Task statement — A faithful, complete copy of the entries is the sole expected answer.

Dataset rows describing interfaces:

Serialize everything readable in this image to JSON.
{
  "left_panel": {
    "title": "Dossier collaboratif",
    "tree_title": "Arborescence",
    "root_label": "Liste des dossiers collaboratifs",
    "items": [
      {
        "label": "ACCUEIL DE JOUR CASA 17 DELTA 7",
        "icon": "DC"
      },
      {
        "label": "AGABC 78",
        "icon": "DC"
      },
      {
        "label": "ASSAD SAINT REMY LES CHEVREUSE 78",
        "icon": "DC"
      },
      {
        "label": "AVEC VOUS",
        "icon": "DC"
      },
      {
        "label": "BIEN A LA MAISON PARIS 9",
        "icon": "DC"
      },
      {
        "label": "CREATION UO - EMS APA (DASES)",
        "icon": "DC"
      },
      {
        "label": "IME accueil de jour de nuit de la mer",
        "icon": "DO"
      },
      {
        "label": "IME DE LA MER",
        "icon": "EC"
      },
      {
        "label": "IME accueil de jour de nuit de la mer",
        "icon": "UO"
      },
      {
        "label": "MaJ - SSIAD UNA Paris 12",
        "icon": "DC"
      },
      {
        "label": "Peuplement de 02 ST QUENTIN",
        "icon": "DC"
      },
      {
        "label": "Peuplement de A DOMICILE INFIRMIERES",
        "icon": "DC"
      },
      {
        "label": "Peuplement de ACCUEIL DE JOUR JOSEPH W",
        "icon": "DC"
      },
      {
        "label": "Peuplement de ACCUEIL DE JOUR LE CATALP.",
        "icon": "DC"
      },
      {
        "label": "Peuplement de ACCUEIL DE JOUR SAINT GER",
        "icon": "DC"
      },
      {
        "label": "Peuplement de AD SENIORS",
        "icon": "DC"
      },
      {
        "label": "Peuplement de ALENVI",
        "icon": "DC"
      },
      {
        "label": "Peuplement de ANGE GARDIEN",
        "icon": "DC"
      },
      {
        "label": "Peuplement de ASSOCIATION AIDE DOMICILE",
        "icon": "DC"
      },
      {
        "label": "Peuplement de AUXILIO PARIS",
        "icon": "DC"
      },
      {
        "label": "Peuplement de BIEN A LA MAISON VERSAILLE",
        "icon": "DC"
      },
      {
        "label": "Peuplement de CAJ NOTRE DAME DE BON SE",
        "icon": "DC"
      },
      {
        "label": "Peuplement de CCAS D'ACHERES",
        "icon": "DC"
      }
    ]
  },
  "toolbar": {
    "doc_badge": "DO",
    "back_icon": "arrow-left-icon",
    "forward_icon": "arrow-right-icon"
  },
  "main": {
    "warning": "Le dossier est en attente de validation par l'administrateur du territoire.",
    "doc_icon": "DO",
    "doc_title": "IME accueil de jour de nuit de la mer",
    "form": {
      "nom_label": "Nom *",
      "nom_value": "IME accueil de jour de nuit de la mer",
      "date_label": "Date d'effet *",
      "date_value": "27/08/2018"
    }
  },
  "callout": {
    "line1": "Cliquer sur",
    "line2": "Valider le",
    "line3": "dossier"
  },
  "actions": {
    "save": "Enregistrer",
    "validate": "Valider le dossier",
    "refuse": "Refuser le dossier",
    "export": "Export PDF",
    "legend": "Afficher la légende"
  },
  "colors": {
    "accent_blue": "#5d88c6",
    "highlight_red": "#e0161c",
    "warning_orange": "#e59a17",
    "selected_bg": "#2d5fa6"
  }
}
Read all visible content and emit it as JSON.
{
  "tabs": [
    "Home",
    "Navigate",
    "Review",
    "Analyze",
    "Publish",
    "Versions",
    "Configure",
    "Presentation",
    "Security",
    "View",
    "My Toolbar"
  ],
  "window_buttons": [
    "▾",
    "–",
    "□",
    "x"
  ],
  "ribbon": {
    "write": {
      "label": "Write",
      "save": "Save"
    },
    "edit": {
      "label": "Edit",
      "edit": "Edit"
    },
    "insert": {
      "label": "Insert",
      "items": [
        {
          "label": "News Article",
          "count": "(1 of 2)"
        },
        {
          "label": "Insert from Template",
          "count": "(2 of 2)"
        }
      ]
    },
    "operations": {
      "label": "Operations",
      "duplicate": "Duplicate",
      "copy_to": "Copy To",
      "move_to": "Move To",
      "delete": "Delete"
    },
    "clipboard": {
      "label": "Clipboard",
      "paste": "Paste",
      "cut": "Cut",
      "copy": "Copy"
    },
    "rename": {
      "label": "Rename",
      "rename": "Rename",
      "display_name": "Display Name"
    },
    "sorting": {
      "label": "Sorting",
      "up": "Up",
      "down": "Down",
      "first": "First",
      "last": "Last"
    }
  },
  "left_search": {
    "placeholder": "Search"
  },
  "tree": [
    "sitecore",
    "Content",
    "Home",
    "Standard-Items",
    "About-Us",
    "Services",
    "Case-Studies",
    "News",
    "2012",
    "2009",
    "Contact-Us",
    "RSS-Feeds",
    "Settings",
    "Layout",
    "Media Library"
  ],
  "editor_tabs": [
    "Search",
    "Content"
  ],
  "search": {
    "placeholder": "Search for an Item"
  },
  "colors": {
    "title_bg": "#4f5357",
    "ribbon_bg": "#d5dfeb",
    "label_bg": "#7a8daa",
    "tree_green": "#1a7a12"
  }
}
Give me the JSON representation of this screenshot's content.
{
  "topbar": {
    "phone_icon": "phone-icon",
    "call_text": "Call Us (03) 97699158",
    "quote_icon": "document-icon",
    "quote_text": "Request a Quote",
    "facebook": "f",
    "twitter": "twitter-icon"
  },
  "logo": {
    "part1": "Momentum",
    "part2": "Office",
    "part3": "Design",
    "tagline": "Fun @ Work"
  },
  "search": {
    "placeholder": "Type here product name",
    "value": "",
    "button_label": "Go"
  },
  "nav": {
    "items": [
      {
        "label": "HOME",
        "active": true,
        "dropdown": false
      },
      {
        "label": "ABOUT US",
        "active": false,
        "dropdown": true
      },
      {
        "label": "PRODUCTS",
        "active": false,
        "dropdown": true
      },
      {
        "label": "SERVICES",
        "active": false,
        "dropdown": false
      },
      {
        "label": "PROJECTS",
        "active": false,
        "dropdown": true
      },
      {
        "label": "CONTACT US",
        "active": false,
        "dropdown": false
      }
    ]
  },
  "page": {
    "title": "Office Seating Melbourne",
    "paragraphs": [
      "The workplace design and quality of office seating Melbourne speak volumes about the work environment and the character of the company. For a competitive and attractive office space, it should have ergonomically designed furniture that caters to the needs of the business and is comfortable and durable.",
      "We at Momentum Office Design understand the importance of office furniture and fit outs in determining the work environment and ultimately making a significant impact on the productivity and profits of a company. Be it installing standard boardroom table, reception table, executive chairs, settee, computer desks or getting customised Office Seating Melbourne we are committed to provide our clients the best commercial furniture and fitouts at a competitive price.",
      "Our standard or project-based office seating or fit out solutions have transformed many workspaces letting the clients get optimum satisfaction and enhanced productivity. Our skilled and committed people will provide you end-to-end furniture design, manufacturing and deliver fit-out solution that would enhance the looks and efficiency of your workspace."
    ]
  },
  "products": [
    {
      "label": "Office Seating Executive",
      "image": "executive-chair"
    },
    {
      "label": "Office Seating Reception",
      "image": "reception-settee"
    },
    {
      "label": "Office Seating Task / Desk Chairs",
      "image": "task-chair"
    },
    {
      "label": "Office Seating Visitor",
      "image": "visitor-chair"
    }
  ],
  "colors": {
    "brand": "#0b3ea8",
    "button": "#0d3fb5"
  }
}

Response for this exercise —
Serialize everything readable in this image to JSON.
{
  "left_panel": {
    "title": "Dossier collaboratif",
    "tree_title": "Arborescence",
    "root_label": "Liste des dossiers collaboratifs",
    "items": [
      {
        "label": "ACCUEIL DE JOUR CASA 17 DELTA 7",
        "icon": "DC"
      },
      {
        "label": "AGABC 78",
        "icon": "DC"
      },
      {
        "label": "ASSAD SAINT REMY LES CHEVREUSE 78",
        "icon": "DC"
      },
      {
        "label": "AVEC VOUS",
        "icon": "DC"
      },
      {
        "label": "BIEN A LA MAISON PARIS 9",
        "icon": "DC"
      },
      {
        "label": "CREATION UO - EMS APA (DASES)",
        "icon": "DC"
      },
      {
        "label": "IME accueil de jour de nuit de la mer",
        "icon": "DO"
      },
      {
        "label": "IME DE LA MER",
        "icon": "EC"
      },
      {
        "label": "IME accueil de jour de nuit de la mer",
        "icon": "UO"
      },
      {
        "label": "MaJ - SSIAD UNA Paris 12",
        "icon": "DC"
      },
      {
        "label": "Peuplement de 02 ST QUENTIN",
        "icon": "DC"
      },
      {
        "label": "Peuplement de A DOMICILE INFIRMIERES",
        "icon": "DC"
      },
      {
        "label": "Peuplement de ACCUEIL DE JOUR JOSEPH W",
        "icon": "DC"
      },
      {
        "label": "Peuplement de ACCUEIL DE JOUR LE CATALP.",
        "icon": "DC"
      },
      {
        "label": "Peuplement de ACCUEIL DE JOUR SAINT GER",
        "icon": "DC"
      },
      {
        "label": "Peuplement de AD SENIORS",
        "icon": "DC"
      },
      {
        "label": "Peuplement de ALENVI",
        "icon": "DC"
      },
      {
        "label": "Peuplement de ANGE GARDIEN",
        "icon": "DC"
      },
      {
        "label": "Peuplement de ASSOCIATION AIDE DOMICILE",
        "icon": "DC"
      },
      {
        "label": "Peuplement de AUXILIO PARIS",
        "icon": "DC"
      },
      {
        "label": "Peuplement de BIEN A LA MAISON VERSAILLE",
        "icon": "DC"
      },
      {
        "label": "Peuplement de CAJ NOTRE DAME DE BON SE",
        "icon": "DC"
      },
      {
        "label": "Peuplement de CCAS D'ACHERES",
        "icon": "DC"
      }
    ]
  },
  "toolbar": {
    "doc_badge": "DO",
    "back_icon": "arrow-left-icon",
    "forward_icon": "arrow-right-icon"
  },
  "main": {
    "warning": "Le dossier est en attente de validation par l'administrateur du territoire.",
    "doc_icon": "DO",
    "doc_title": "IME accueil de jour de nuit de la mer",
    "form": {
      "nom_label": "Nom *",
      "nom_value": "IME accueil de jour de nuit de la mer",
      "date_label": "Date d'effet *",
      "date_value": "27/08/2018"
    }
  },
  "callout": {
    "line1": "Cliquer sur",
    "line2": "Valider le",
    "line3": "dossier"
  },
  "actions": {
    "save": "Enregistrer",
    "validate": "Valider le dossier",
    "refuse": "Refuser le dossier",
    "export": "Export PDF",
    "legend": "Afficher la légende"
  },
  "colors": {
    "accent_blue": "#5d88c6",
    "highlight_red": "#e0161c",
    "warning_orange": "#e59a17",
    "selected_bg": "#2d5fa6"
  }
}
Read all visible content and emit it as JSON.
{
  "tabs": [
    "Home",
    "Navigate",
    "Review",
    "Analyze",
    "Publish",
    "Versions",
    "Configure",
    "Presentation",
    "Security",
    "View",
    "My Toolbar"
  ],
  "window_buttons": [
    "▾",
    "–",
    "□",
    "x"
  ],
  "ribbon": {
    "write": {
      "label": "Write",
      "save": "Save"
    },
    "edit": {
      "label": "Edit",
      "edit": "Edit"
    },
    "insert": {
      "label": "Insert",
      "items": [
        {
          "label": "News Article",
          "count": "(1 of 2)"
        },
        {
          "label": "Insert from Template",
          "count": "(2 of 2)"
        }
      ]
    },
    "operations": {
      "label": "Operations",
      "duplicate": "Duplicate",
      "copy_to": "Copy To",
      "move_to": "Move To",
      "delete": "Delete"
    },
    "clipboard": {
      "label": "Clipboard",
      "paste": "Paste",
      "cut": "Cut",
      "copy": "Copy"
    },
    "rename": {
      "label": "Rename",
      "rename": "Rename",
      "display_name": "Display Name"
    },
    "sorting": {
      "label": "Sorting",
      "up": "Up",
      "down": "Down",
      "first": "First",
      "last": "Last"
    }
  },
  "left_search": {
    "placeholder": "Search"
  },
  "tree": [
    "sitecore",
    "Content",
    "Home",
    "Standard-Items",
    "About-Us",
    "Services",
    "Case-Studies",
    "News",
    "2012",
    "2009",
    "Contact-Us",
    "RSS-Feeds",
    "Settings",
    "Layout",
    "Media Library"
  ],
  "editor_tabs": [
    "Search",
    "Content"
  ],
  "search": {
    "placeholder": "Search for an Item"
  },
  "colors": {
    "title_bg": "#4f5357",
    "ribbon_bg": "#d5dfeb",
    "label_bg": "#7a8daa",
    "tree_green": "#1a7a12"
  }
}
Give me the JSON representation of this screenshot's content.
{
  "topbar": {
    "phone_icon": "phone-icon",
    "call_text": "Call Us (03) 97699158",
    "quote_icon": "document-icon",
    "quote_text": "Request a Quote",
    "facebook": "f",
    "twitter": "twitter-icon"
  },
  "logo": {
    "part1": "Momentum",
    "part2": "Office",
    "part3": "Design",
    "tagline": "Fun @ Work"
  },
  "search": {
    "placeholder": "Type here product name",
    "value": "",
    "button_label": "Go"
  },
  "nav": {
    "items": [
      {
        "label": "HOME",
        "active": true,
        "dropdown": false
      },
      {
        "label": "ABOUT US",
        "active": false,
        "dropdown": true
      },
      {
        "label": "PRODUCTS",
        "active": false,
        "dropdown": true
      },
      {
        "label": "SERVICES",
        "active": false,
        "dropdown": false
      },
      {
        "label": "PROJECTS",
        "active": false,
        "dropdown": true
      },
      {
        "label": "CONTACT US",
        "active": false,
        "dropdown": false
      }
    ]
  },
  "page": {
    "title": "Office Seating Melbourne",
    "paragraphs": [
      "The workplace design and quality of office seating Melbourne speak volumes about the work environment and the character of the company. For a competitive and attractive office space, it should have ergonomically designed furniture that caters to the needs of the business and is comfortable and durable.",
      "We at Momentum Office Design understand the importance of office furniture and fit outs in determining the work environment and ultimately making a significant impact on the productivity and profits of a company. Be it installing standard boardroom table, reception table, executive chairs, settee, computer desks or getting customised Office Seating Melbourne we are committed to provide our clients the best commercial furniture and fitouts at a competitive price.",
      "Our standard or project-based office seating or fit out solutions have transformed many workspaces letting the clients get optimum satisfaction and enhanced productivity. Our skilled and committed people will provide you end-to-end furniture design, manufacturing and deliver fit-out solution that would enhance the looks and efficiency of your workspace."
    ]
  },
  "products": [
    {
      "label": "Office Seating Executive",
      "image": "executive-chair"
    },
    {
      "label": "Office Seating Reception",
      "image": "reception-settee"
    },
    {
      "label": "Office Seating Task / Desk Chairs",
      "image": "task-chair"
    },
    {
      "label": "Office Seating Visitor",
      "image": "visitor-chair"
    }
  ],
  "colors": {
    "brand": "#0b3ea8",
    "button": "#0d3fb5"
  }
}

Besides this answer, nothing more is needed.